250 Words: Freestone

250 Words Freestone

May 28, 2012 10:00am

Is Ken Roczen underperforming? Is the reigning FIM MX2 World Champion not reaching his expectations? No and yes. No, he's not underperforming; he's just in a much more competitive world than he probably realized when he punched his ticket for America last fall. The race pace is simply different—faster, more intense, more immediate—and that's not something he saw in the Grand Prix races that go along at a much slower clip. That's not a slight to the rest of the gang in Europe, as much as it is a result of the differences in scheduling: long practices, warm-up races, and another long practice and then two long motos set the tone over there.

Here in the states on the other hand, it's quick practices packed into a one-day format, and then when the gate drops it's immediate chaos. Roczen has been towards the front of each of the four motos so far in this Lucas Oil Pro Motocross Championship; he just hasn't put it all together to get a win. Trust me, he will, and very soon.
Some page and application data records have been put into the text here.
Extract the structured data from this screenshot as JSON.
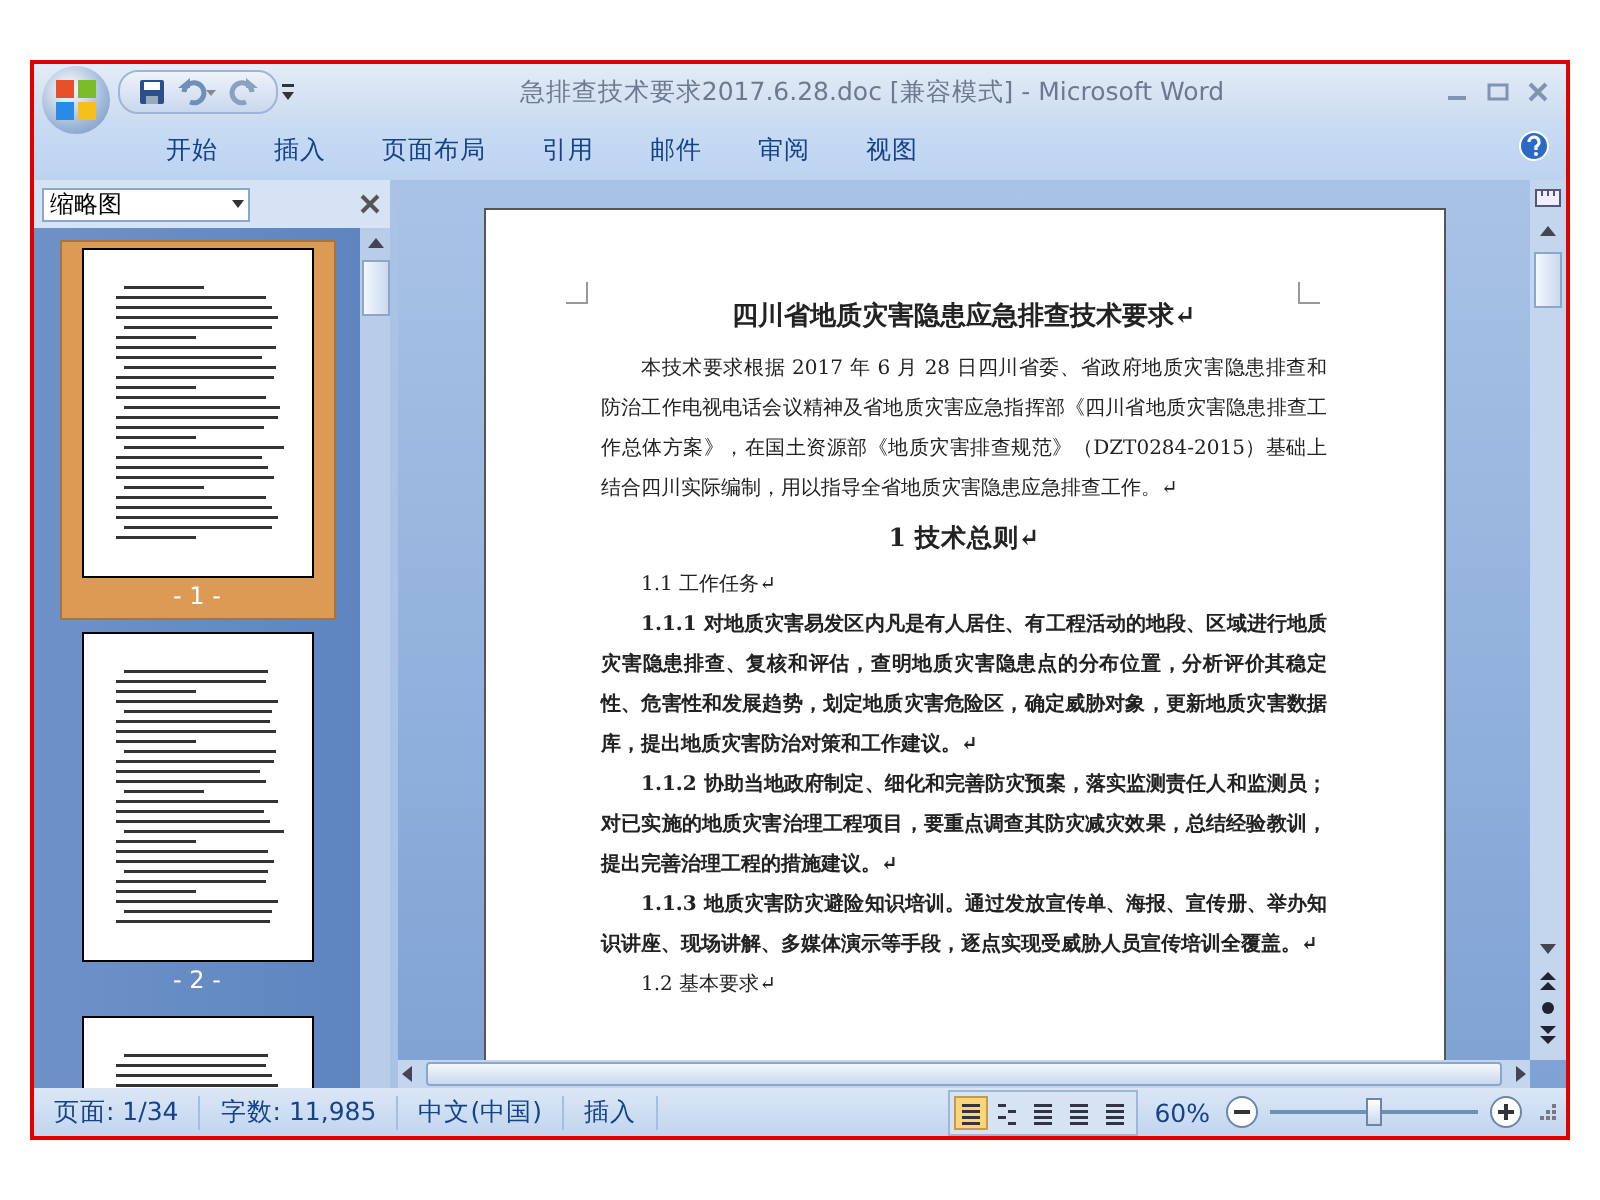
{
  "window": {
    "title": "急排查技术要求2017.6.28.doc [兼容模式] - Microsoft Word"
  },
  "ribbon_tabs": [
    {
      "label": "开始"
    },
    {
      "label": "插入"
    },
    {
      "label": "页面布局"
    },
    {
      "label": "引用"
    },
    {
      "label": "邮件"
    },
    {
      "label": "审阅"
    },
    {
      "label": "视图"
    }
  ],
  "thumbnail_pane": {
    "title": "缩略图",
    "thumbnails": [
      {
        "label": "- 1 -",
        "selected": true
      },
      {
        "label": "- 2 -",
        "selected": false
      },
      {
        "selected": false
      }
    ]
  },
  "document": {
    "paragraphs": [
      {
        "kind": "title",
        "text": "四川省地质灾害隐患应急排查技术要求↵"
      },
      {
        "kind": "body",
        "text": "本技术要求根据 2017 年 6 月 28 日四川省委、省政府地质灾害隐患排查和防治工作电视电话会议精神及省地质灾害应急指挥部《四川省地质灾害隐患排查工作总体方案》，在国土资源部《地质灾害排查规范》（DZT0284-2015）基础上结合四川实际编制，用以指导全省地质灾害隐患应急排查工作。↵"
      },
      {
        "kind": "heading",
        "text": "1  技术总则↵"
      },
      {
        "kind": "body",
        "text": "1.1 工作任务↵"
      },
      {
        "kind": "bold",
        "text": "1.1.1 对地质灾害易发区内凡是有人居住、有工程活动的地段、区域进行地质灾害隐患排查、复核和评估，查明地质灾害隐患点的分布位置，分析评价其稳定性、危害性和发展趋势，划定地质灾害危险区，确定威胁对象，更新地质灾害数据库，提出地质灾害防治对策和工作建议。↵"
      },
      {
        "kind": "bold",
        "text": "1.1.2 协助当地政府制定、细化和完善防灾预案，落实监测责任人和监测员；对已实施的地质灾害治理工程项目，要重点调查其防灾减灾效果，总结经验教训，提出完善治理工程的措施建议。↵"
      },
      {
        "kind": "bold",
        "text": "1.1.3 地质灾害防灾避险知识培训。通过发放宣传单、海报、宣传册、举办知识讲座、现场讲解、多媒体演示等手段，逐点实现受威胁人员宣传培训全覆盖。↵"
      },
      {
        "kind": "body",
        "text": "1.2 基本要求↵"
      }
    ]
  },
  "status_bar": {
    "page": "页面: 1/34",
    "words": "字数: 11,985",
    "language": "中文(中国)",
    "mode": "插入",
    "views": [
      {
        "selected": true
      },
      {
        "selected": false
      },
      {
        "selected": false
      },
      {
        "selected": false
      },
      {
        "selected": false
      }
    ],
    "zoom": "60%",
    "zoom_level": {
      "level": 0.5
    }
  }
}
Eli Tomac and Blake Baggett, on the other hand, have a lot more experience on the tracks and with the system. Tomac, the incredible polished and polite GEICO Honda rider, went into the Freestone National knowing it owed him one after his meltdown there two years ago as points leader. He was simply dominant, and asserted himself again as a complete rider. Take out his first-turn crash in the second moto at Hangtown and he would be closer to the lead in points.

Ken Roczen (left) is still looking for his first win in America.
DC photo

As for the Monster Energy Pro Circuit Kawasaki rider Baggett, he was pretty wild out there yet never really out of control. His leaps into the 12-Pack had the Internet ablaze, yet he lacked the closing speed he needed to get a hook in the extremely strong Tomac.

Add the crash-slowed Justin Barcia and the still-healing Marvin Musquin, plus some impressive motos by Rockstar Energy's Blake Wharton and Jason Anderson, and Roczen has much more to deal with than he probably anticipated.

And then there's this: the motos are slightly shorter in America, and the pace is much faster. Ken has yet to be the fastest man on the track at the end of any of the four motos so far—when he surely knows the track and it's all down to strength and speed. When he gets that up to where Tomac and Baggett are, that's when the newcomer has a shot at actually winning here.